"I understand. You should try to talk to her. She'll push you away at first, but it's the hormones — once you break through to her, it'll be worth it."
"Your insight is, as always, invaluable."
Later that afternoon, I tiptoed silently into the bedroom, finding Deidara lying face down on our bed and Natsumi passed out in her own, her left arm dangling off the edge as she snored lightly. She must have drained a substantial amount of energy this morning if she was napping in the middle of the day at her age. Under normal circumstances, we had to fight with her just to get her in bed on time every evening. I pushed the door shut and noticed a slight twitch of Deidara's legs, a sign that he was awake and aware of my presence, so I slipped into the bed next to him and wrapped my body around his like a human pillow.
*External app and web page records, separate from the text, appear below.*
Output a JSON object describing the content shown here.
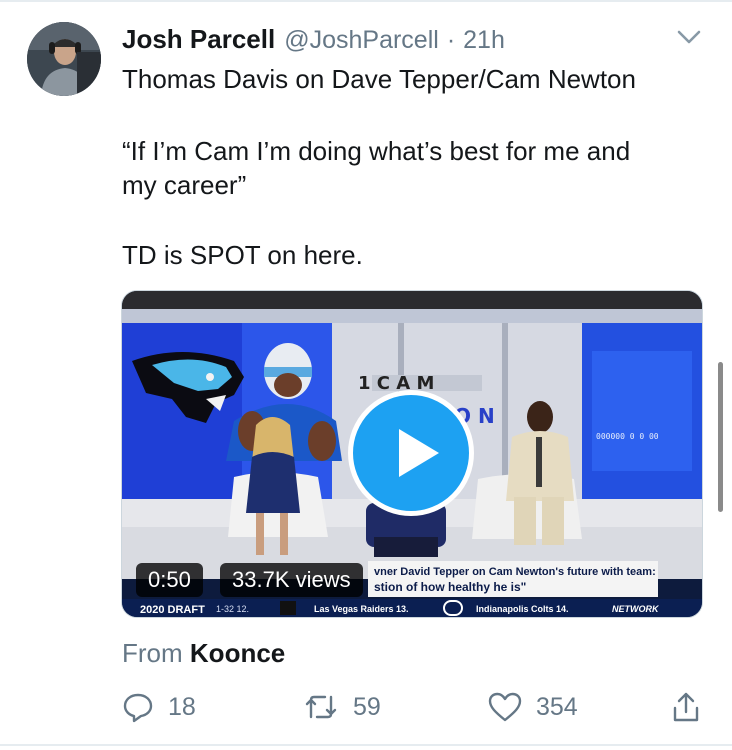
{
  "tweet": {
    "author_name": "Josh Parcell",
    "handle": "@JoshParcell",
    "separator": "·",
    "time": "21h",
    "lines": [
      "Thomas Davis on Dave Tepper/Cam Newton",
      "“If I’m Cam I’m doing what’s best for me and",
      "my career”",
      "TD is SPOT on here."
    ]
  },
  "video": {
    "duration": "0:50",
    "views": "33.7K views",
    "screen_text": {
      "set_title_1": "1 C A M",
      "set_title_2": "O N",
      "lower_third_1": "vner David Tepper on Cam Newton's future with team:",
      "lower_third_2": "stion of how healthy he is\"",
      "ticker_draft": "2020 DRAFT",
      "ticker_pick1": "1-32  12.",
      "ticker_team1": "Las Vegas Raiders  13.",
      "ticker_team2": "Indianapolis Colts  14.",
      "ticker_net": "NETWORK",
      "score_panel": "000000 0   0 00"
    }
  },
  "attribution": {
    "prefix": "From",
    "source": "Koonce"
  },
  "actions": {
    "replies": "18",
    "retweets": "59",
    "likes": "354"
  },
  "icons": {
    "caret": "chevron-down-icon",
    "reply": "reply-icon",
    "retweet": "retweet-icon",
    "like": "heart-icon",
    "share": "share-icon",
    "play": "play-icon"
  },
  "colors": {
    "accent": "#1da1f2",
    "secondary_text": "#657786",
    "primary_text": "#14171a"
  }
}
"You're warm, un," he whispered, melting against me.
"So are you," was my reply.
I yawned, inhaling the amazing scent of Deidara's flaxen locks, and the idea of a nap was immediately the most appealing thing in the world to me. I desired nothing more than a lazy day spent cuddling. However, we had orders to comply with that weren't to be postponed until tomorrow simply because we were tired today. I pressed my palm against my partner's chest and felt the comforting rhythm of his heartbeat, enticing me further to stay there in bed and join Natsumi in the realm of naps, but I resisted, wrenching my eyelids open as far as they would go.
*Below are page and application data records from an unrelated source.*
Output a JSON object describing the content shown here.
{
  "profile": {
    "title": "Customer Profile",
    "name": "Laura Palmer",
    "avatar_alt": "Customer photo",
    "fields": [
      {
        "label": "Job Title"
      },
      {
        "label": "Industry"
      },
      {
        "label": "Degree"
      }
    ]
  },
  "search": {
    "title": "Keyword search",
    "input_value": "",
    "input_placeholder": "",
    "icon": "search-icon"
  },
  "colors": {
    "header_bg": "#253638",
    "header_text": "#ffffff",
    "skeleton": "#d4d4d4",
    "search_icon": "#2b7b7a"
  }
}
"We have an assignment."
"We're taking a week's vacation."
"Mmm, Tobi… you're cruel, un."
"I'm not kidding. Pein-sama's orders."
Deidara groaned and rolled away, right off the side of the bed, and got to his feet. I, too, groaned, but only because he left me lying there without his warmth to revel in. My eyes followed his movements as he reached under the bed and produced a suitcase, then sleepily began shoving random, hilariously inappropriate items into it, such as an empty clay pouch and a single navy blue sandal.
"Let me help you, Dei-chan," I offered, somehow mustering up the burst of energy required to propel myself off the bed. Deidara blinked, seemingly realizing what he was doing, and sighed, discarding the things he'd absent-mindedly thrown in the suitcase so he could start over.
"Clothes, right. I'm on it, un."
While he took on that task, I assumed responsibility for getting Natsumi up and informing her about our mandatory leave, which she would undoubtedly be downright euphoric about. She didn't get to spend nearly as much time with us as she wanted, but now she would have nothing but her parents to entertain her for the next week, which included her birthday by a stroke of luck. What would we do for her birthday, anyway? Since we wouldn't have any time restrictions to fret about, we could theoretically let her plan the whole thing so every minute of it would be precisely what she wanted.
Kneeling next to her bed, I leaned down and kissed her forehead, then gently shook her shoulder. She stirred, but didn't open her eyes.
"Natsumi, wake up. We've got a surprise for you."
In a fraction of a second, she shot up into a sitting position before I had even finished my sentence as if she were a rake that someone had the misfortune of stepping on the prongs of. She rubbed the sleep from her eyes and gazed up at me, intrigue clearly written across her scrunched up face. Surprises were some of her favorite things because they usually meant that she was getting some sort of present.
"What is it, Daddy?"
"We're going on a trip… and this time, you're coming with us."
Her wide, sparkling eyes and lips shaped in a perfect O were all I needed to know that I — not to mention Deidara — probably wasn't going to get a wink of sleep tonight because we'd be wrapped tightly around the dainty finger of our hyperactive six-year-old daughter. Out of the corner of my eye, I saw Deidara massage the bridge of his nose and flop face-first across the bed, half-filled suitcase forgotten at his side. If we survived this week, I promised myself that I would make things up to him next time we had a moment to ourselves.